HOLLYWOOD — The Philippines’ former first lady Imelda Marcos on Thursday won the first round in her attempt to ban a controversial documentary about her in her homeland.
The Makati Regional Trial Court issued a 20-day temporary restraining order against “Imelda,” which opens in Los Angeles today.
The order against U.S.-based helmer Ramona Diaz’s doc, which won a cinematography award at Sundance, prevented a press screening in Manila Thursday and will set back its Philippines debut, slated for July 7.
In her petition, Marcos argued the film would cause her “extreme and irreparable injury and injustice” and violate her right to privacy.
The pic upset the 74-year-old widow by hinting that she and Ferdinand Marcos amassed illegal wealth during his 21-year rule that ended in the 1986 People Power revolt.

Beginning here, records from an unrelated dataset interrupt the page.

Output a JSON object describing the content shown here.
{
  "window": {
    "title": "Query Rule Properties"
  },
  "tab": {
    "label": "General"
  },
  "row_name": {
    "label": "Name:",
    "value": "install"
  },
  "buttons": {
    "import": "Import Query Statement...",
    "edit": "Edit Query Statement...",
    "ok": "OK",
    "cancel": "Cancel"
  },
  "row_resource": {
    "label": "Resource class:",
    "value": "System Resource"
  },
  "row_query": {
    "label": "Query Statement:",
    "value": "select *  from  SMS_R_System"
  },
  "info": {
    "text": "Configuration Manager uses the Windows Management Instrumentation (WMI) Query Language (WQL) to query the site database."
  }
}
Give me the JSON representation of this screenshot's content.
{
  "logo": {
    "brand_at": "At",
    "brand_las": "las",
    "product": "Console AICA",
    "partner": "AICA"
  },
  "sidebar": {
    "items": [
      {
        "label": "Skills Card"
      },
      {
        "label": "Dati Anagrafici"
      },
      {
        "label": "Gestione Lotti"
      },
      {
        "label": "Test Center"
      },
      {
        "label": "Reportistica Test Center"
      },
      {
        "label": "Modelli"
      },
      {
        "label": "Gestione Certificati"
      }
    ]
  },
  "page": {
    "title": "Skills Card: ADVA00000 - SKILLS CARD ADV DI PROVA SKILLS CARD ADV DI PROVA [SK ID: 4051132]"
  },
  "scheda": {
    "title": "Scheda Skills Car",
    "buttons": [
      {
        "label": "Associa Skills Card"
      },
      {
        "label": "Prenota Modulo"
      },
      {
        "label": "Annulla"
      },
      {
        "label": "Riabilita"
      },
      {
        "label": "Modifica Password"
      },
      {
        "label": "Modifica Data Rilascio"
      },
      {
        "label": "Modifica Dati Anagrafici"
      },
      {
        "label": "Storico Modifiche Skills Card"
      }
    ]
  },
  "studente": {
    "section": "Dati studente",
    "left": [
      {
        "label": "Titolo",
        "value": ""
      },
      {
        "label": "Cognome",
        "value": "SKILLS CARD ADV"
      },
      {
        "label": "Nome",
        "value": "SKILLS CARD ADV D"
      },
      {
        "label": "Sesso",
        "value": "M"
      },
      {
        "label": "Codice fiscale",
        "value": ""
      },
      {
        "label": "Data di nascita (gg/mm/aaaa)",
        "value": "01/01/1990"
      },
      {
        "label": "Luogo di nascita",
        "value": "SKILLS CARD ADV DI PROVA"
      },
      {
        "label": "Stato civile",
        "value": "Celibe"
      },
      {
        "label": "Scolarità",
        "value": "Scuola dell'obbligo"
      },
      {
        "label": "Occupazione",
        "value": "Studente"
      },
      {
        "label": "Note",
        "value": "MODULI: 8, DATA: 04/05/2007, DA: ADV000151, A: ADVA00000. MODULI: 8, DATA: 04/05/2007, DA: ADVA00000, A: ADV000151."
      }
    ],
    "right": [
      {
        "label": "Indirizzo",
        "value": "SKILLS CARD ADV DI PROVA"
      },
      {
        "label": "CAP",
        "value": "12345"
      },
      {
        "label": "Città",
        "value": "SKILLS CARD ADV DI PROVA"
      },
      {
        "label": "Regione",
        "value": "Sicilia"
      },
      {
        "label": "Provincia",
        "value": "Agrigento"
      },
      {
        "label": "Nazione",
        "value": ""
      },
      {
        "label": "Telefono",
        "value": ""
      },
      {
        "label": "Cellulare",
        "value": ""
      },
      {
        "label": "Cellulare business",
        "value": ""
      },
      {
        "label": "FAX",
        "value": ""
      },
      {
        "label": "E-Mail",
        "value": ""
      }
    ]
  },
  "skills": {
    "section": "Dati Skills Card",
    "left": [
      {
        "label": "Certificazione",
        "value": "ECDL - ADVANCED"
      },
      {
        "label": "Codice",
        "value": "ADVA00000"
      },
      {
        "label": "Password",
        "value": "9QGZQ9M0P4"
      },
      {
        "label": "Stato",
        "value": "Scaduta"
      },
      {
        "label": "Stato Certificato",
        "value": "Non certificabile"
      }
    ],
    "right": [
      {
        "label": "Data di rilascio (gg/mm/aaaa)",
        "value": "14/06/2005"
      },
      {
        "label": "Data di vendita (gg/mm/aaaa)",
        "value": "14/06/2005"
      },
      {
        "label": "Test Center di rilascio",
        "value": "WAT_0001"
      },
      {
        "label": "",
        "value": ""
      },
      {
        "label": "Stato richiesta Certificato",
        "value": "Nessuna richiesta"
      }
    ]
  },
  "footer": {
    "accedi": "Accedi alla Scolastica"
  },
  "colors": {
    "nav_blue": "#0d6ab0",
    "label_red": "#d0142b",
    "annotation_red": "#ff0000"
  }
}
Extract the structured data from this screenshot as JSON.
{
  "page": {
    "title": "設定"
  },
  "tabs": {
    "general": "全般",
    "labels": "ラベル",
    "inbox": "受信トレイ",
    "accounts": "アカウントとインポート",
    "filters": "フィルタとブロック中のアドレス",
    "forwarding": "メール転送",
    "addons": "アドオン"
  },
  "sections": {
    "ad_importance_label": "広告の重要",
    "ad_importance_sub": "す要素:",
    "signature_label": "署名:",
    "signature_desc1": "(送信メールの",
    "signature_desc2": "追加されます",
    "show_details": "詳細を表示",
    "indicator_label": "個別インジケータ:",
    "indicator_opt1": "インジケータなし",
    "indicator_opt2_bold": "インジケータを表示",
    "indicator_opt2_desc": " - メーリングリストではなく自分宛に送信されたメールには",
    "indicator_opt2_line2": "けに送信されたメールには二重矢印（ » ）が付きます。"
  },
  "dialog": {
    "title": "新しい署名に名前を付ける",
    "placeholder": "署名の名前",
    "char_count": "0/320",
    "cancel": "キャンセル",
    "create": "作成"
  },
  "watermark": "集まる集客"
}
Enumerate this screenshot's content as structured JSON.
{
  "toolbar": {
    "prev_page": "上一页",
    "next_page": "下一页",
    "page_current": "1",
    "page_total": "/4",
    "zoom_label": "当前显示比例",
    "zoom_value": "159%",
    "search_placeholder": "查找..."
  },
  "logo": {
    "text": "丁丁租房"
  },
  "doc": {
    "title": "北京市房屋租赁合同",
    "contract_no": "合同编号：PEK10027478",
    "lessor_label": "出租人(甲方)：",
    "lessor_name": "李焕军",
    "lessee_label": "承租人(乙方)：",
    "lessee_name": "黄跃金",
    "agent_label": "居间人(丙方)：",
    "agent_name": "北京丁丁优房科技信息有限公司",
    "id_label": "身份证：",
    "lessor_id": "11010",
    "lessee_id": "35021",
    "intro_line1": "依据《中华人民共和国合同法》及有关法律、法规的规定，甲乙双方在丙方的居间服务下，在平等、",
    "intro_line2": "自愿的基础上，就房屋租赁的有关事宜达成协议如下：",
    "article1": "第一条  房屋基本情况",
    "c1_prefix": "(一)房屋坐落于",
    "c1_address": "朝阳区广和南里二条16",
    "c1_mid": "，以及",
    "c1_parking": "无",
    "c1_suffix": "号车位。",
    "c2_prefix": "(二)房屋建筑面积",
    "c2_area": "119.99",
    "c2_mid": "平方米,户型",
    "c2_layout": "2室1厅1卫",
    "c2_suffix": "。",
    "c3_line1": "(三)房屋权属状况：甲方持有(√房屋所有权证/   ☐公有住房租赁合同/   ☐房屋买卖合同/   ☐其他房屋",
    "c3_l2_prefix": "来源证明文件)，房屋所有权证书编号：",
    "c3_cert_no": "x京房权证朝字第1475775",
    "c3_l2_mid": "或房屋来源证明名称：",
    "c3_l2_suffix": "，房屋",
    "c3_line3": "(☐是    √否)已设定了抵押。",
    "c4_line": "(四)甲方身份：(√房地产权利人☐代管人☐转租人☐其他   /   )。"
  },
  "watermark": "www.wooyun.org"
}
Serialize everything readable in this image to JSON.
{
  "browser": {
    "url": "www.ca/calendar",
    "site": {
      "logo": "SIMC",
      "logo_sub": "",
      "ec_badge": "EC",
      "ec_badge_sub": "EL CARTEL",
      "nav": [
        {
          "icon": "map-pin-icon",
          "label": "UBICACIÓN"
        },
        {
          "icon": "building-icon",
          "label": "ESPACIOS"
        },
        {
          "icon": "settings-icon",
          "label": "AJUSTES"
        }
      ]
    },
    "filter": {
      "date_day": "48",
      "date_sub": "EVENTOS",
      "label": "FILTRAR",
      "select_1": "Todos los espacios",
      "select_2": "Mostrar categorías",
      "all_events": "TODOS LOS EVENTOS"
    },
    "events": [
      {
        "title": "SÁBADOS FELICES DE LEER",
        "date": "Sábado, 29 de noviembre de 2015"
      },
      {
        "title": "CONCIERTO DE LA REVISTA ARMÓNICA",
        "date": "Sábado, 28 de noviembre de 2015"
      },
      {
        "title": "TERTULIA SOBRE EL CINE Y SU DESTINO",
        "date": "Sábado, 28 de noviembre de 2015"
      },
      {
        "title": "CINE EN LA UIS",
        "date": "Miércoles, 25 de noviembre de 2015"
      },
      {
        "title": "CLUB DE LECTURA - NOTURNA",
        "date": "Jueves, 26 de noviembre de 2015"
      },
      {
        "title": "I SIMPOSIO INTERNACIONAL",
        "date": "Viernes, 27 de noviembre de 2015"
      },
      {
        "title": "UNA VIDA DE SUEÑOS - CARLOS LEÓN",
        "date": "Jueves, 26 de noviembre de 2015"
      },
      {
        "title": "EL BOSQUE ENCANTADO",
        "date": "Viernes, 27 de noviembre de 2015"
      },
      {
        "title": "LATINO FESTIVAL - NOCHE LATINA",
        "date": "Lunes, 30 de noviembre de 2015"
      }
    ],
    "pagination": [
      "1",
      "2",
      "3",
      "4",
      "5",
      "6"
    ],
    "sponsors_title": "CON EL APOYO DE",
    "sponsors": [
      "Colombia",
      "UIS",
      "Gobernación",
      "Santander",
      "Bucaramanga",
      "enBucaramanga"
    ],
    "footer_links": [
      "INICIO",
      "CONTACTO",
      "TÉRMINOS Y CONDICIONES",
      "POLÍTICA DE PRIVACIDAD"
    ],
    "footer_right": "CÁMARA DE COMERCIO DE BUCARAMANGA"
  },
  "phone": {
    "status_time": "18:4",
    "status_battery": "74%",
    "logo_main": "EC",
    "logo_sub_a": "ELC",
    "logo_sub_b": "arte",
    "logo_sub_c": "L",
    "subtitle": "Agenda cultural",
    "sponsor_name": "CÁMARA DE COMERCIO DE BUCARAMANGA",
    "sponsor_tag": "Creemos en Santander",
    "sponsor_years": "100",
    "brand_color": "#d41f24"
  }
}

The judge agreed to halt the film and ordered her to post a 100,000 peso ($1,780) bond to stop the public release of the movie while the court deliberated whether to ban it altogether.
Distributor Unitel Pictures will file an appeal.
“Mrs. Marcos signed a release form,” Unitel prexy Tony Gloria said.
Gloria and Baltimore-based Diaz have been in L.A. for the doc’s screening.
“I am surprised, because I heard she liked it,” said Diaz. “She speaks of inaccuracies but she talks in 80% of the film.”
“Imelda” has been playing in New York since June 9 and in San Francisco since June 11, and has made the fest rounds including Rotterdam, New Zealand, Melbourne, Flanders and Valladolid (Spain).
(Reuters contributed to this report.)